─── Entries provided ───

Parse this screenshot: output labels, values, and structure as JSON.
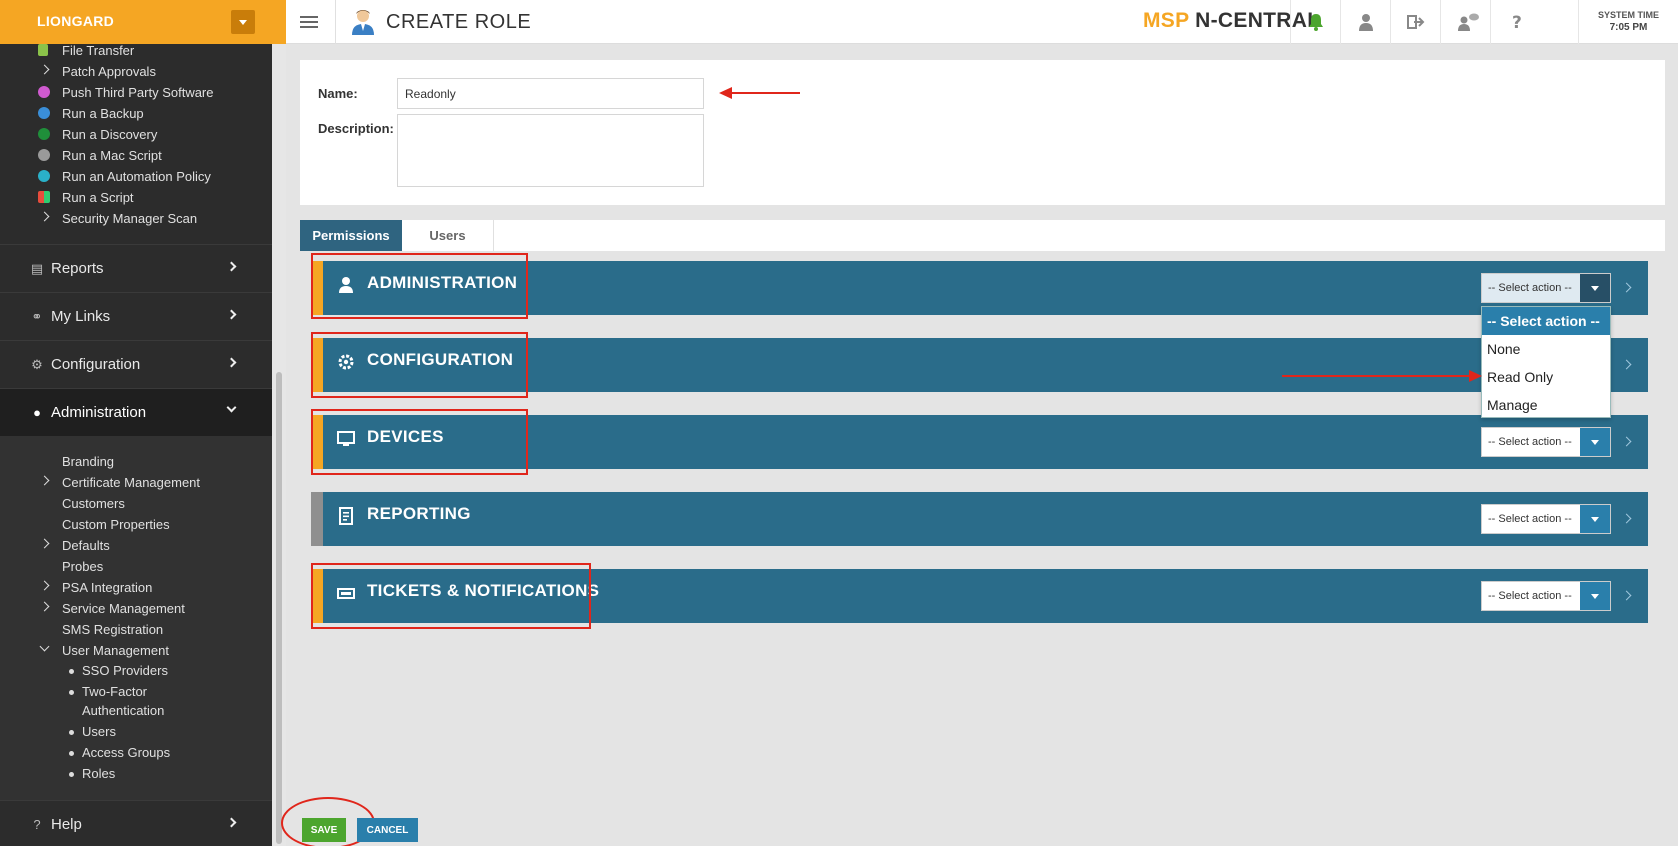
{
  "brand": {
    "name": "LIONGARD"
  },
  "header": {
    "page_title": "CREATE ROLE",
    "product_msp": "MSP",
    "product_name": "N-CENTRAL",
    "system_time_label": "SYSTEM TIME",
    "system_time_value": "7:05 PM",
    "colors": {
      "accent": "#f5a623",
      "bell": "#4ca52e"
    }
  },
  "sidebar": {
    "task_items": [
      {
        "label": "File Transfer",
        "icon": "file-transfer-icon"
      },
      {
        "label": "Patch Approvals",
        "icon": "chevron-right-icon"
      },
      {
        "label": "Push Third Party Software",
        "icon": "push-software-icon"
      },
      {
        "label": "Run a Backup",
        "icon": "backup-gear-icon"
      },
      {
        "label": "Run a Discovery",
        "icon": "discovery-globe-icon"
      },
      {
        "label": "Run a Mac Script",
        "icon": "mac-script-icon"
      },
      {
        "label": "Run an Automation Policy",
        "icon": "automation-policy-icon"
      },
      {
        "label": "Run a Script",
        "icon": "script-windows-icon"
      },
      {
        "label": "Security Manager Scan",
        "icon": "chevron-right-icon"
      }
    ],
    "sections": {
      "reports": "Reports",
      "my_links": "My Links",
      "configuration": "Configuration",
      "administration": "Administration",
      "help": "Help"
    },
    "admin_items": [
      {
        "label": "Branding",
        "expandable": false
      },
      {
        "label": "Certificate Management",
        "expandable": true
      },
      {
        "label": "Customers",
        "expandable": false
      },
      {
        "label": "Custom Properties",
        "expandable": false
      },
      {
        "label": "Defaults",
        "expandable": true
      },
      {
        "label": "Probes",
        "expandable": false
      },
      {
        "label": "PSA Integration",
        "expandable": true
      },
      {
        "label": "Service Management",
        "expandable": true
      },
      {
        "label": "SMS Registration",
        "expandable": false
      },
      {
        "label": "User Management",
        "expandable": true,
        "expanded": true
      }
    ],
    "user_mgmt_items": [
      "SSO Providers",
      "Two-Factor",
      "Authentication",
      "Users",
      "Access Groups",
      "Roles"
    ]
  },
  "form": {
    "name_label": "Name:",
    "name_value": "Readonly",
    "description_label": "Description:",
    "description_value": ""
  },
  "tabs": [
    {
      "label": "Permissions",
      "active": true
    },
    {
      "label": "Users",
      "active": false
    }
  ],
  "permissions": [
    {
      "title": "ADMINISTRATION",
      "icon": "user-icon",
      "select_value": "-- Select action --",
      "open": true
    },
    {
      "title": "CONFIGURATION",
      "icon": "gear-icon",
      "select_value": "-- Select action --"
    },
    {
      "title": "DEVICES",
      "icon": "monitor-icon",
      "select_value": "-- Select action --"
    },
    {
      "title": "REPORTING",
      "icon": "report-icon",
      "select_value": "-- Select action --"
    },
    {
      "title": "TICKETS & NOTIFICATIONS",
      "icon": "ticket-icon",
      "select_value": "-- Select action --"
    }
  ],
  "dropdown": {
    "options": [
      "-- Select action --",
      "None",
      "Read Only",
      "Manage"
    ],
    "selected_index": 0
  },
  "buttons": {
    "save": "SAVE",
    "cancel": "CANCEL"
  }
}
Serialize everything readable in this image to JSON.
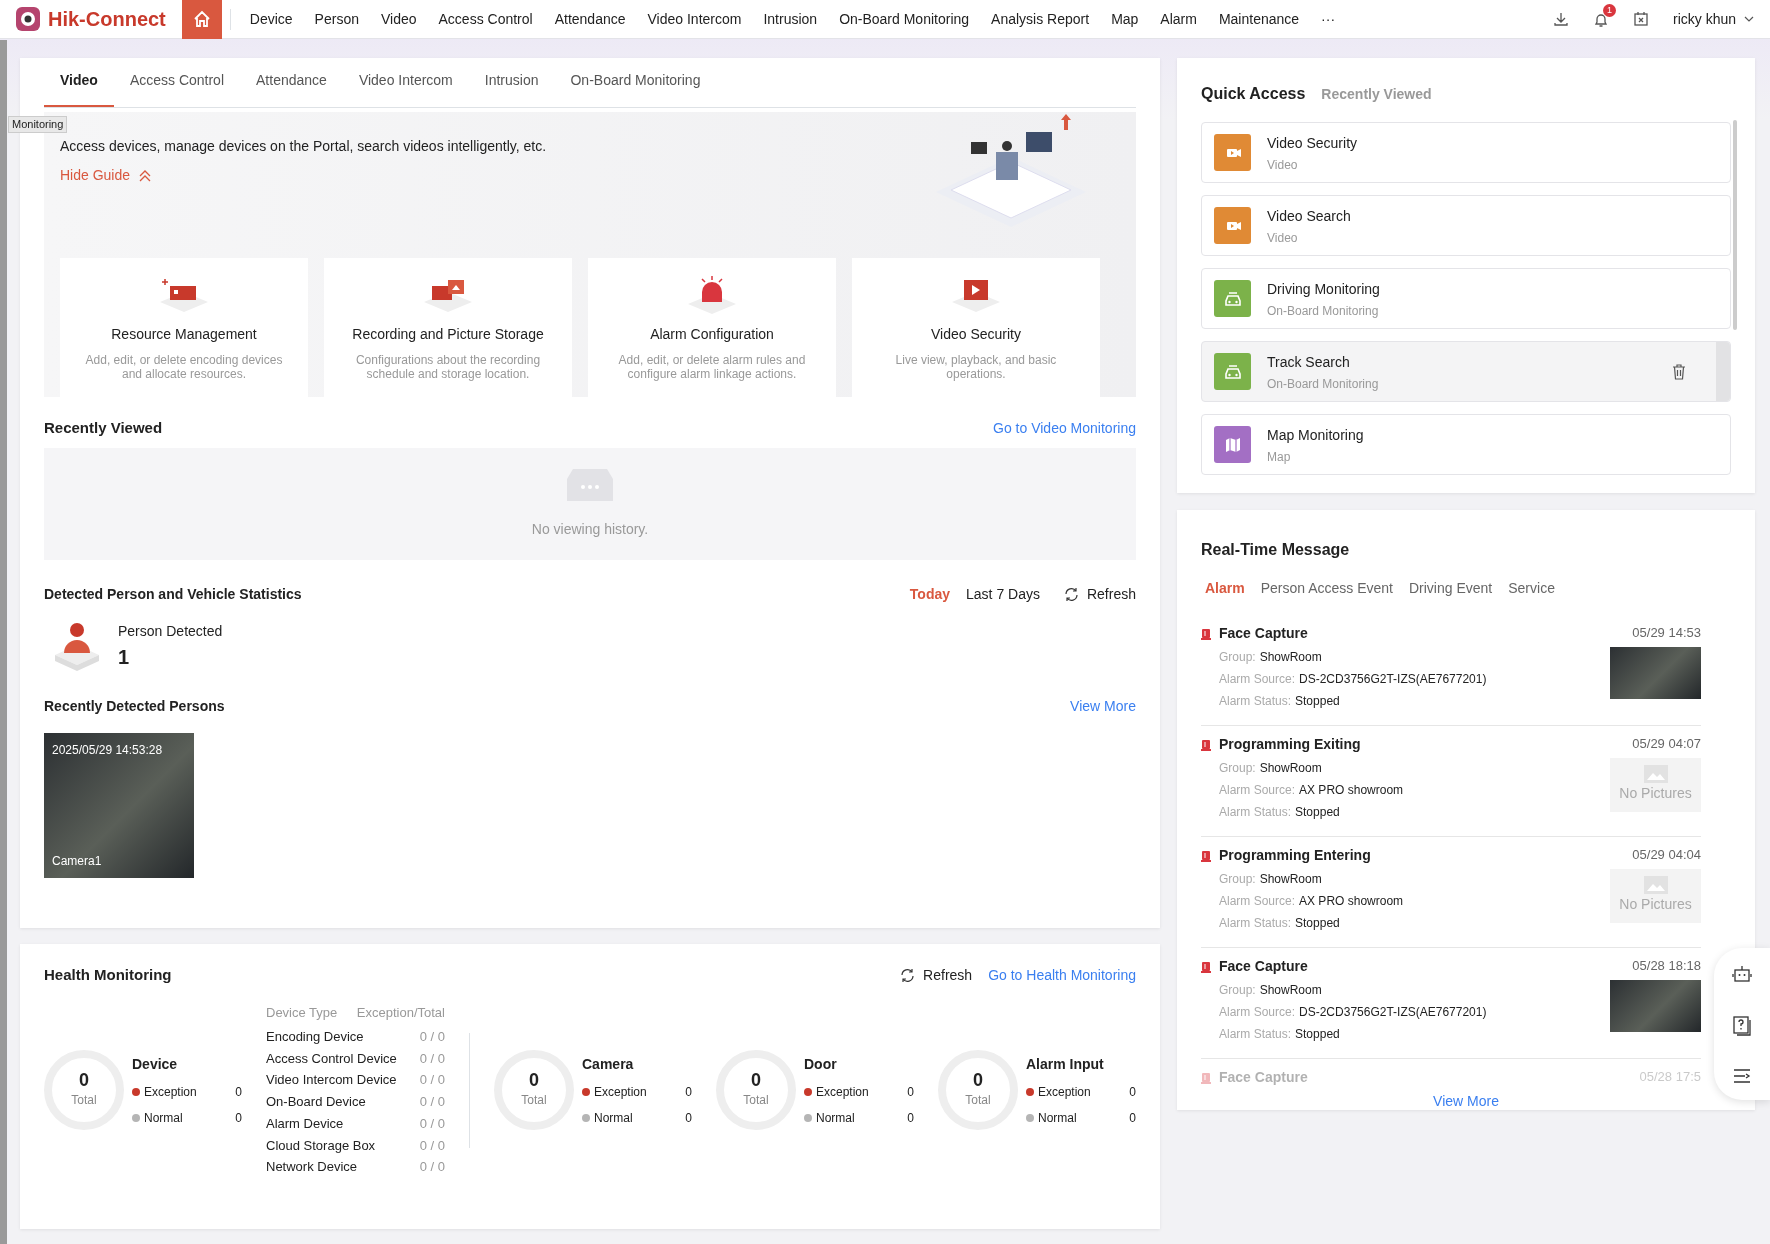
{
  "app": {
    "logo": "Hik-Connect",
    "home": {
      "selected": true
    },
    "nav": [
      {
        "label": "Device",
        "selected": false
      },
      {
        "label": "Person",
        "selected": false
      },
      {
        "label": "Video",
        "selected": false
      },
      {
        "label": "Access Control",
        "selected": false
      },
      {
        "label": "Attendance",
        "selected": false
      },
      {
        "label": "Video Intercom",
        "selected": false
      },
      {
        "label": "Intrusion",
        "selected": false
      },
      {
        "label": "On-Board Monitoring",
        "selected": false
      },
      {
        "label": "Analysis Report",
        "selected": false
      },
      {
        "label": "Map",
        "selected": false
      },
      {
        "label": "Alarm",
        "selected": false
      },
      {
        "label": "Maintenance",
        "selected": false
      },
      {
        "label": "···",
        "selected": false
      }
    ],
    "notification_count": "1",
    "user": "ricky khun"
  },
  "tooltip": "Monitoring",
  "main_tabs": [
    {
      "label": "Video",
      "selected": true
    },
    {
      "label": "Access Control",
      "selected": false
    },
    {
      "label": "Attendance",
      "selected": false
    },
    {
      "label": "Video Intercom",
      "selected": false
    },
    {
      "label": "Intrusion",
      "selected": false
    },
    {
      "label": "On-Board Monitoring",
      "selected": false
    }
  ],
  "guide": {
    "description": "Access devices, manage devices on the Portal, search videos intelligently, etc.",
    "hide_label": "Hide Guide",
    "cards": [
      {
        "kind": "resource",
        "title": "Resource Management",
        "description": "Add, edit, or delete encoding devices and allocate resources."
      },
      {
        "kind": "recording",
        "title": "Recording and Picture Storage",
        "description": "Configurations about the recording schedule and storage location."
      },
      {
        "kind": "alarm",
        "title": "Alarm Configuration",
        "description": "Add, edit, or delete alarm rules and configure alarm linkage actions."
      },
      {
        "kind": "video",
        "title": "Video Security",
        "description": "Live view, playback, and basic operations."
      }
    ]
  },
  "recently_viewed": {
    "title": "Recently Viewed",
    "link": "Go to Video Monitoring",
    "empty_text": "No viewing history."
  },
  "statistics": {
    "title": "Detected Person and Vehicle Statistics",
    "periods": [
      {
        "label": "Today",
        "selected": true
      },
      {
        "label": "Last 7 Days",
        "selected": false
      }
    ],
    "refresh": "Refresh",
    "metric": {
      "label": "Person Detected",
      "value": "1"
    }
  },
  "recent_persons": {
    "title": "Recently Detected Persons",
    "link": "View More",
    "items": [
      {
        "timestamp": "2025/05/29 14:53:28",
        "camera": "Camera1"
      }
    ]
  },
  "health": {
    "title": "Health Monitoring",
    "refresh": "Refresh",
    "link": "Go to Health Monitoring",
    "device": {
      "name": "Device",
      "total": "0",
      "total_label": "Total",
      "rows": [
        {
          "label": "Exception",
          "value": "0",
          "color": "#c8392b"
        },
        {
          "label": "Normal",
          "value": "0",
          "color": "#b5b5b5"
        }
      ]
    },
    "table": {
      "columns": [
        "Device Type",
        "Exception/Total"
      ],
      "rows": [
        [
          "Encoding Device",
          "0 / 0"
        ],
        [
          "Access Control Device",
          "0 / 0"
        ],
        [
          "Video Intercom Device",
          "0 / 0"
        ],
        [
          "On-Board Device",
          "0 / 0"
        ],
        [
          "Alarm Device",
          "0 / 0"
        ],
        [
          "Cloud Storage Box",
          "0 / 0"
        ],
        [
          "Network Device",
          "0 / 0"
        ]
      ]
    },
    "summaries": [
      {
        "name": "Camera",
        "total": "0",
        "total_label": "Total",
        "rows": [
          {
            "label": "Exception",
            "value": "0",
            "color": "#c8392b"
          },
          {
            "label": "Normal",
            "value": "0",
            "color": "#b5b5b5"
          }
        ]
      },
      {
        "name": "Door",
        "total": "0",
        "total_label": "Total",
        "rows": [
          {
            "label": "Exception",
            "value": "0",
            "color": "#c8392b"
          },
          {
            "label": "Normal",
            "value": "0",
            "color": "#b5b5b5"
          }
        ]
      },
      {
        "name": "Alarm Input",
        "total": "0",
        "total_label": "Total",
        "rows": [
          {
            "label": "Exception",
            "value": "0",
            "color": "#c8392b"
          },
          {
            "label": "Normal",
            "value": "0",
            "color": "#b5b5b5"
          }
        ]
      }
    ]
  },
  "quick_access": {
    "tabs": [
      {
        "label": "Quick Access",
        "selected": true
      },
      {
        "label": "Recently Viewed",
        "selected": false
      }
    ],
    "items": [
      {
        "kind": "video",
        "title": "Video Security",
        "category": "Video",
        "color": "#e08a35",
        "hovered": false
      },
      {
        "kind": "video",
        "title": "Video Search",
        "category": "Video",
        "color": "#e08a35",
        "hovered": false
      },
      {
        "kind": "vehicle",
        "title": "Driving Monitoring",
        "category": "On-Board Monitoring",
        "color": "#7cb24a",
        "hovered": false
      },
      {
        "kind": "vehicle",
        "title": "Track Search",
        "category": "On-Board Monitoring",
        "color": "#7cb24a",
        "hovered": true
      },
      {
        "kind": "map",
        "title": "Map Monitoring",
        "category": "Map",
        "color": "#a36fc4",
        "hovered": false
      }
    ]
  },
  "messages": {
    "title": "Real-Time Message",
    "tabs": [
      {
        "label": "Alarm",
        "selected": true
      },
      {
        "label": "Person Access Event",
        "selected": false
      },
      {
        "label": "Driving Event",
        "selected": false
      },
      {
        "label": "Service",
        "selected": false
      }
    ],
    "items": [
      {
        "title": "Face Capture",
        "time": "05/29 14:53",
        "faded": false,
        "has_photo": true,
        "fields": [
          {
            "label": "Group:",
            "value": "ShowRoom"
          },
          {
            "label": "Alarm Source:",
            "value": "DS-2CD3756G2T-IZS(AE7677201)"
          },
          {
            "label": "Alarm Status:",
            "value": "Stopped"
          }
        ]
      },
      {
        "title": "Programming Exiting",
        "time": "05/29 04:07",
        "faded": false,
        "has_photo": false,
        "no_picture": "No Pictures",
        "fields": [
          {
            "label": "Group:",
            "value": "ShowRoom"
          },
          {
            "label": "Alarm Source:",
            "value": "AX PRO showroom"
          },
          {
            "label": "Alarm Status:",
            "value": "Stopped"
          }
        ]
      },
      {
        "title": "Programming Entering",
        "time": "05/29 04:04",
        "faded": false,
        "has_photo": false,
        "no_picture": "No Pictures",
        "fields": [
          {
            "label": "Group:",
            "value": "ShowRoom"
          },
          {
            "label": "Alarm Source:",
            "value": "AX PRO showroom"
          },
          {
            "label": "Alarm Status:",
            "value": "Stopped"
          }
        ]
      },
      {
        "title": "Face Capture",
        "time": "05/28 18:18",
        "faded": false,
        "has_photo": true,
        "fields": [
          {
            "label": "Group:",
            "value": "ShowRoom"
          },
          {
            "label": "Alarm Source:",
            "value": "DS-2CD3756G2T-IZS(AE7677201)"
          },
          {
            "label": "Alarm Status:",
            "value": "Stopped"
          }
        ]
      },
      {
        "title": "Face Capture",
        "time": "05/28 17:5",
        "faded": true,
        "has_photo": false
      }
    ],
    "link": "View More"
  }
}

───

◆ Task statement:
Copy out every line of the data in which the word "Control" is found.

◆ Answer to this exercise:
        "label": "Access Control",
      "label": "Access Control",
          "Access Control Device",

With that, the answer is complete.